Grogan's claim is however cognizable in a habeas proceeding,11 but the present context cannot be construed to be a habeas proceeding because the claim was urged during the sentencing phase of a criminal case on the subsequent offense (when Grogan was not yet incarcerated for that offense 12 ), and it was not filed in the county where he is presently incarcerated but instead was argued in the county where he was convicted and sentenced.13  Nor is the claim valid as an extraordinary motion for new trial because that remedy is not available to one who pleaded guilty.14

Accordingly, we need not reach the merits of Grogan's claim.   Because the trial court relied on a prior conviction of family violence battery as authorized by OCGA § 16-5-23.1(f)(2), we affirm.

Judgment affirmed.

FOOTNOTES

1.   OCGA § 16-5-23.1(f).

2.   See OCGA § 16-5-23.1(f)(2).

3.   OCGA § 16-5-23.1(f) provides that[i]f the offense of battery is committed between past or present spouses, persons who are parents of the same child, parents and children, stepparents and stepchildren, foster parents and foster children, or other persons living or formerly living in the same household, then such offense shall constitute the offense of family violence battery․See Meja v. State, 232 Ga.App. 548, 549(1), 502 S.E.2d 484 (1998).

4.   It is undisputed that the prior indictment charges Grogan with the basic elements of battery, so Grogan does not argue that the prior indictment fails to charge him with any crime.   He only argues that it failed to charge him with the necessary elements of family violence battery.   However, because the sentence enhancement issue urged on appeal would turn on whether Grogan was charged with family violence battery at all, we assume without deciding that Grogan's argument is functionally the same as a typical “missing element” general demurrer.

5.   (Footnote omitted.)  Fleming v. State, 276 Ga.App. 491, 494(2), 623 S.E.2d 696 (2005).   See also Motes v. State, 262 Ga.App. 728, 729, 586 S.E.2d 682 (2003).

6.   McKay v. State, 234 Ga.App. 556, 559(2), 507 S.E.2d 484 (1998).   See also Harris v. State, 258 Ga.App. 669, 671(1), 574 S.E.2d 871 (2002) (“[a] motion in arrest of judgment or habeas corpus are the only remedies available when no demurrer to the indictment is interposed before judgment is entered on the verdict”).

7.   Even if we were to consider Grogan's claim as a motion to withdraw a guilty plea, it fails.During the term in which they are rendered, judgments of criminal conviction are in the breast of the trial court and may, therefore, be vacated for good cause shown.   However, after the original term has passed, a motion to vacate and set aside the judgment is not an appropriate remedy in a criminal case.   This rule applies equally to a withdrawal of a plea;  otherwise, there would be no limit to time to withdraw a plea and no end to the case.(Citations and punctuation omitted.)  State v. James, 211 Ga.App. 149, 149-150(2), 438 S.E.2d 399 (1993).

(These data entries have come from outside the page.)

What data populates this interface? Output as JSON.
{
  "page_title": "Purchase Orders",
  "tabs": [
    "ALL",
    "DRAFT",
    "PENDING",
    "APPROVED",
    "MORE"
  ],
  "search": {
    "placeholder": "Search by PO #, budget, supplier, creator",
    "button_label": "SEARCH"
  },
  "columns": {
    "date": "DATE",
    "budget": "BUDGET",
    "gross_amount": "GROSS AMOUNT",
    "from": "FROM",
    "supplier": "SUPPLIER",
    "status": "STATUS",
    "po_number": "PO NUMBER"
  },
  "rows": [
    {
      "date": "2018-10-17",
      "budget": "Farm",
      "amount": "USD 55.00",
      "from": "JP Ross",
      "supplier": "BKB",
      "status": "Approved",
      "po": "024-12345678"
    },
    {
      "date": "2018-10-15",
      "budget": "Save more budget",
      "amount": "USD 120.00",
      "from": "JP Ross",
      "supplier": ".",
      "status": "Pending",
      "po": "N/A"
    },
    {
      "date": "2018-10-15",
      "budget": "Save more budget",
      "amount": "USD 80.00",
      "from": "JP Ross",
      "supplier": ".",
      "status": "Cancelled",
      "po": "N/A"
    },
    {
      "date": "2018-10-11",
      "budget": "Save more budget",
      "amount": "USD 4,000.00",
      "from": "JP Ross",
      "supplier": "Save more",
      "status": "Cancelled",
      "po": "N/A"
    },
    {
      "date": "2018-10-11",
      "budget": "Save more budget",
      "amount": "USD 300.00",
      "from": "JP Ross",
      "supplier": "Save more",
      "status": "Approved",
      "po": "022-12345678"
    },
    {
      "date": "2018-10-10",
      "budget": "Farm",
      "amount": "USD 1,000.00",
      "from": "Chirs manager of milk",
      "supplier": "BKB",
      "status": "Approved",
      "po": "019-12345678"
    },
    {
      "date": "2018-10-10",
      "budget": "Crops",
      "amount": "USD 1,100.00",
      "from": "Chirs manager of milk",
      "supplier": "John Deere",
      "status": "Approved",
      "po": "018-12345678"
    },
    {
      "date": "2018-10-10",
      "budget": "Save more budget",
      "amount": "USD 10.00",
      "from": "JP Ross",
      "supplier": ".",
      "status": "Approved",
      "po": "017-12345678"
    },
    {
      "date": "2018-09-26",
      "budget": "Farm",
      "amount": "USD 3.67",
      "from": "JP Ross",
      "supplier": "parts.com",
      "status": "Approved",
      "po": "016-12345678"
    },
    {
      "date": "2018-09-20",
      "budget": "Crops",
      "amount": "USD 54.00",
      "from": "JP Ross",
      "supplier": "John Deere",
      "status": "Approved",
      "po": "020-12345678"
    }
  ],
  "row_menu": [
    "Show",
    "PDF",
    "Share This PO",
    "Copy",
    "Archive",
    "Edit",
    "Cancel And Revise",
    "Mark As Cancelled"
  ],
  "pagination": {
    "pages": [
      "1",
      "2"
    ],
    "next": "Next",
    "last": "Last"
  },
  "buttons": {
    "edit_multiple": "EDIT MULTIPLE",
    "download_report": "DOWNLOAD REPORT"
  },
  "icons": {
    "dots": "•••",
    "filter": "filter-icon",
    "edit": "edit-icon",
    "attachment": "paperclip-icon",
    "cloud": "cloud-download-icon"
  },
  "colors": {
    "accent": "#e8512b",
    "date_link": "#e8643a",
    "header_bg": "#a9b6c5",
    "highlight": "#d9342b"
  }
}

8.   See Motes, 262 Ga.App. at 729, 586 S.E.2d 682.

9.   See Fleming, 276 Ga.App. at 494-495(2), 623 S.E.2d 696;  Motes, 262 Ga.App. at 729, 586 S.E.2d 682.

10.   See OCGA § 17-9-61(b);  Mitchell v. State, 282 Ga. 416, 418(3), 651 S.E.2d 49 (2007);  Fleming, 276 Ga.App. at 495(2), 623 S.E.2d 696;  Motes, 262 Ga.App. at 729, 586 S.E.2d 682.   See also OCGA § 15-6-3(26)(B) (Hall County Superior Court has four terms of court each year).

11.   See Harris, 258 Ga.App. at 671(1), 574 S.E.2d 871.

12.   Grogan's year-long probation sentence, imposed in March 2006, on the prior misdemeanor family violence battery had been completed by the time of the January 2008 sentencing hearing.

13.   See Fleming, 276 Ga.App. at 495(2), 623 S.E.2d 696.

14.   See id.;  Manry v. State, 226 Ga.App. 445, 447, 487 S.E.2d 80 (1997).

DOYLE, Judge.

ANDREWS, P.J., and BERNES, J., concur.